→ BRIEF
Only the lines with "shifen" in them need to be copied from the listing.

→ RECORDS TO PROCESS
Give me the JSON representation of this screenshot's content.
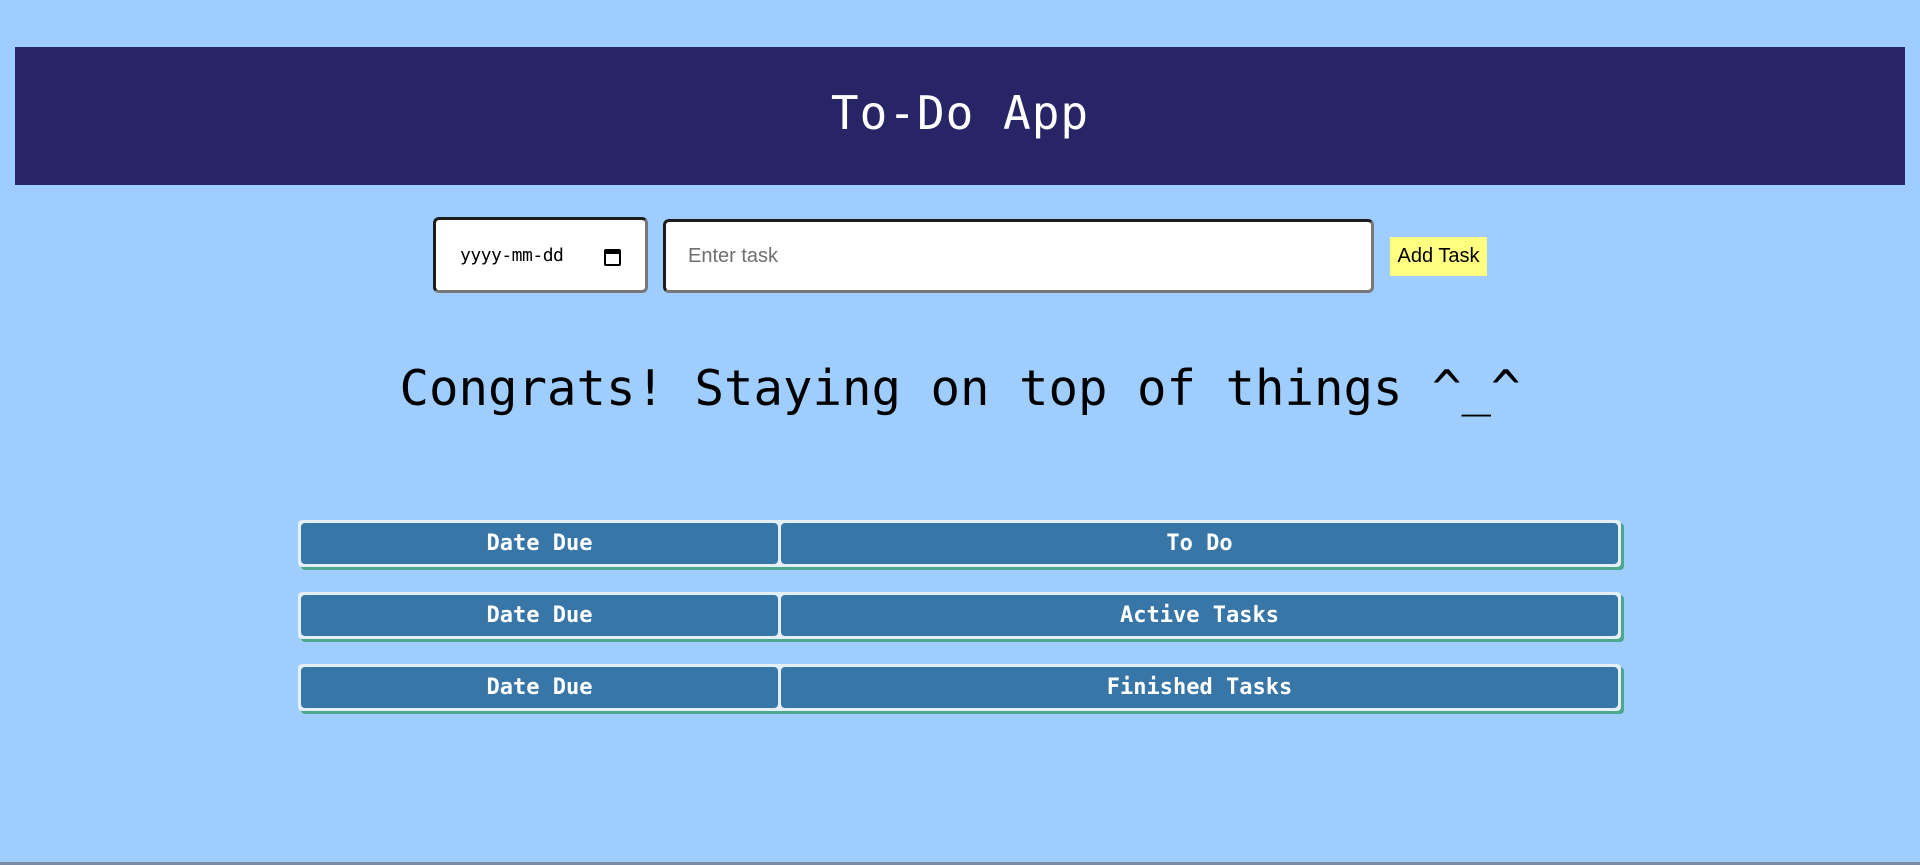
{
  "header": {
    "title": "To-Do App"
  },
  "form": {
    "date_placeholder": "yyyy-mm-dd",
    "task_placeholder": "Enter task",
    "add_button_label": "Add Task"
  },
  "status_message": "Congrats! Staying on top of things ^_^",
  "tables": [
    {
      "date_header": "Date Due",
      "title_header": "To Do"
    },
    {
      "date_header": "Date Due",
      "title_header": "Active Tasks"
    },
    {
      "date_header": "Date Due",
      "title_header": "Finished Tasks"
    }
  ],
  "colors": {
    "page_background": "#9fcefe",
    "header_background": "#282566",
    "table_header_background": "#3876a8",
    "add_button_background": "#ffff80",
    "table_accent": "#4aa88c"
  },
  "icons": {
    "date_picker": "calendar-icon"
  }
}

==

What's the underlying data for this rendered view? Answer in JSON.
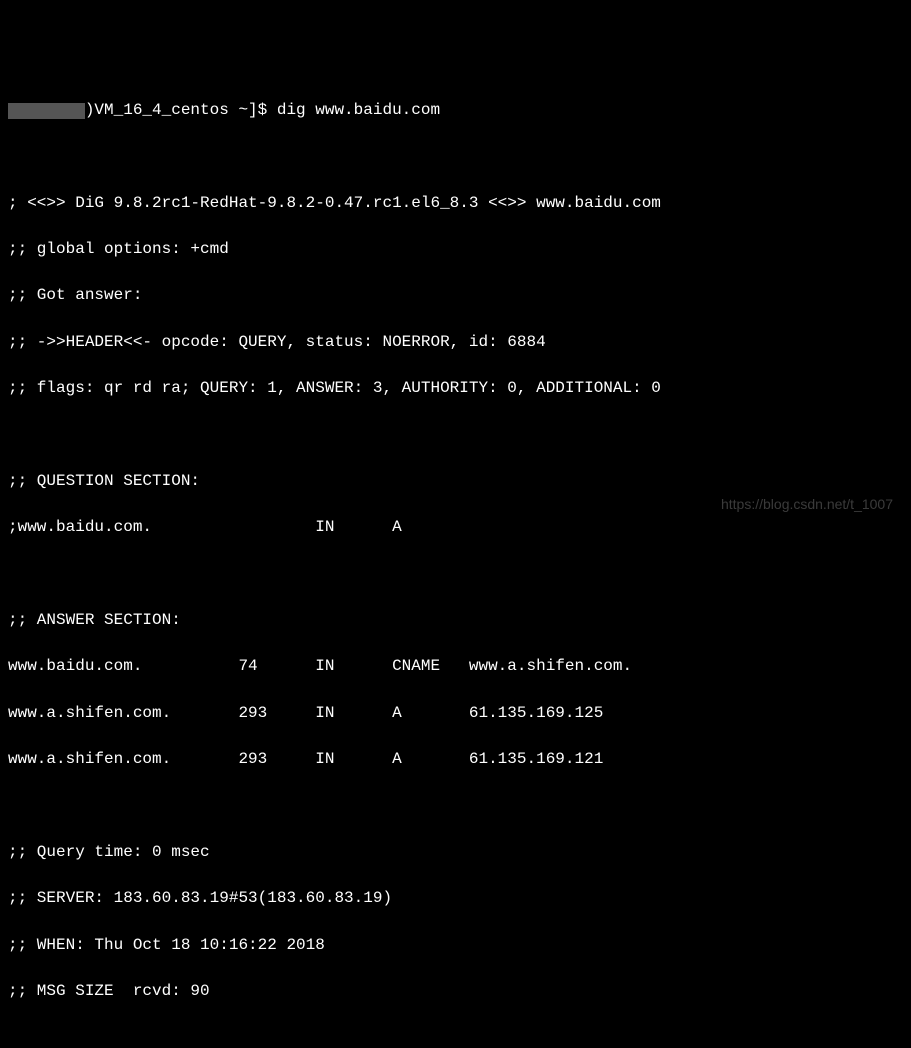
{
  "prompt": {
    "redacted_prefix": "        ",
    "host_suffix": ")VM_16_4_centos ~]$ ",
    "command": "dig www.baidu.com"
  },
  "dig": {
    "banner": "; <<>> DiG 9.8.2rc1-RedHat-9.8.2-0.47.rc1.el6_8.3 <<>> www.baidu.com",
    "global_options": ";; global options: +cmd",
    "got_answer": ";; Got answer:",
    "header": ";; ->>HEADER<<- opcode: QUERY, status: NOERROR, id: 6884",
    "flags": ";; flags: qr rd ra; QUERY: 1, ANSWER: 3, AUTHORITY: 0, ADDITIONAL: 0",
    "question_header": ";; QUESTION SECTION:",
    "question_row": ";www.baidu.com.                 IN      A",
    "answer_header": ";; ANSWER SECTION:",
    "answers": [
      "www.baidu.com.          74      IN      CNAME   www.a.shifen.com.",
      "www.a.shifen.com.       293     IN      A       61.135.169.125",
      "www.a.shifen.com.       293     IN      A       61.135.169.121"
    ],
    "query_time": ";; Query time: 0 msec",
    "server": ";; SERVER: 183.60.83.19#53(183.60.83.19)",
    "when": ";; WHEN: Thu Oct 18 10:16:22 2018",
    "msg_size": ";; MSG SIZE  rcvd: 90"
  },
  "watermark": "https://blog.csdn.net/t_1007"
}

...

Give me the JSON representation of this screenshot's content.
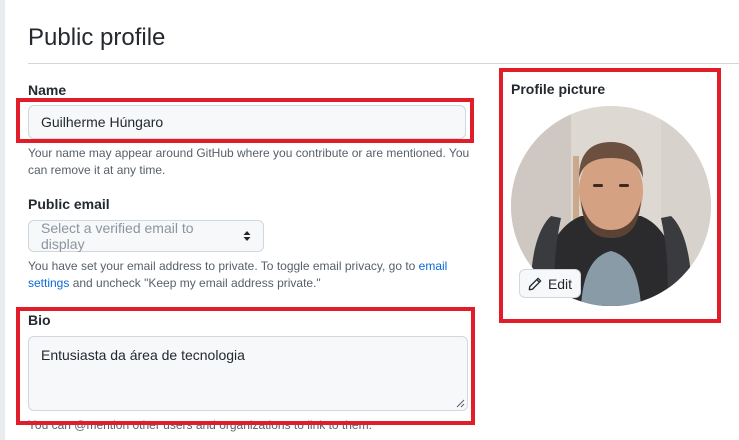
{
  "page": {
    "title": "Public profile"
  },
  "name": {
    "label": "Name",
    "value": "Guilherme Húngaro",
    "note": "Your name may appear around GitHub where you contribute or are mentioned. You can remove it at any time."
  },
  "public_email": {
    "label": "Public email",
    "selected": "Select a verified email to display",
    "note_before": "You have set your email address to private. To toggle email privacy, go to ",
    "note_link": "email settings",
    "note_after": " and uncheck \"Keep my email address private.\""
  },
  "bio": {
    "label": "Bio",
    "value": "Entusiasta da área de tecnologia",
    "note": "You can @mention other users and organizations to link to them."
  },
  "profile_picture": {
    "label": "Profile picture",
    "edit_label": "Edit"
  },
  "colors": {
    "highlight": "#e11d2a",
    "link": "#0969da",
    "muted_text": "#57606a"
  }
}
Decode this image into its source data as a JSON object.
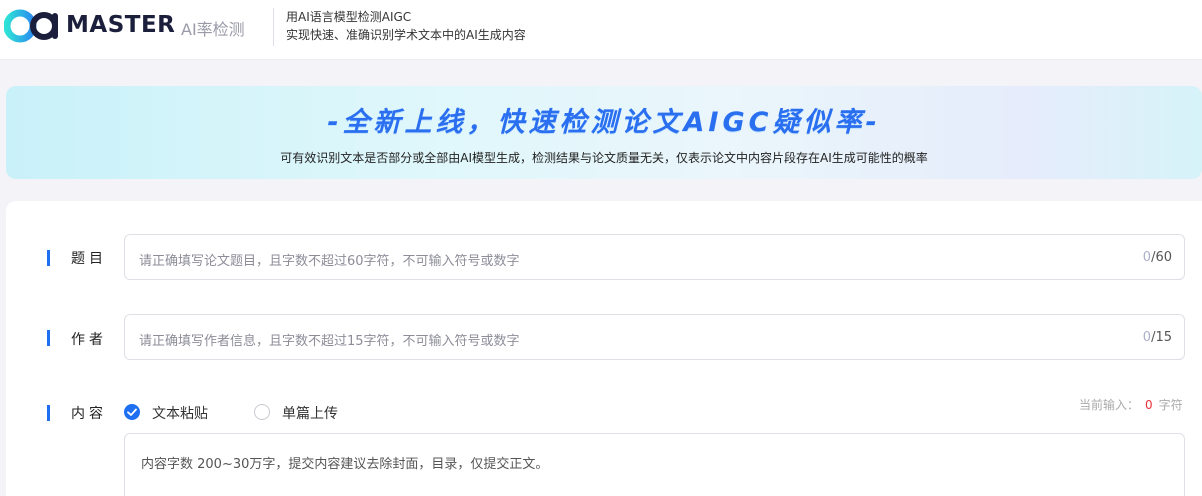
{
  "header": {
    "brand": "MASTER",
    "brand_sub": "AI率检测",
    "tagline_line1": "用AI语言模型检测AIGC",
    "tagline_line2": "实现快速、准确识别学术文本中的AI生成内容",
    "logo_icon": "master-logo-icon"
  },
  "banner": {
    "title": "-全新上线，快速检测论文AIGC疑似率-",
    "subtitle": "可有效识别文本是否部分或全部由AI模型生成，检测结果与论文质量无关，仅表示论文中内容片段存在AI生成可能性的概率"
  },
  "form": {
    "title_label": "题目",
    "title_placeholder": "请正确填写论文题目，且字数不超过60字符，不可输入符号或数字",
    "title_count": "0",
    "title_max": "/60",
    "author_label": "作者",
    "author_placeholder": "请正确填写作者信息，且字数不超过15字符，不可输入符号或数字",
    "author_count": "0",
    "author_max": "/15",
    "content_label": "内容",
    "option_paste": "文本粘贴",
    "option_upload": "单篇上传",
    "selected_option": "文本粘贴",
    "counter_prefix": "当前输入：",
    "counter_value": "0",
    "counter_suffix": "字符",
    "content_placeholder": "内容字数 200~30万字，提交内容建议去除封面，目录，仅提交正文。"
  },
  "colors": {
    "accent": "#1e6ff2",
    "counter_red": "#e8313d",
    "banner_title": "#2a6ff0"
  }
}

→ EXERCISE ANSWER
      "www.baidu.com.          74      IN      CNAME   www.a.shifen.com.",
      "www.a.shifen.com.       293     IN      A       61.135.169.125",
      "www.a.shifen.com.       293     IN      A       61.135.169.121"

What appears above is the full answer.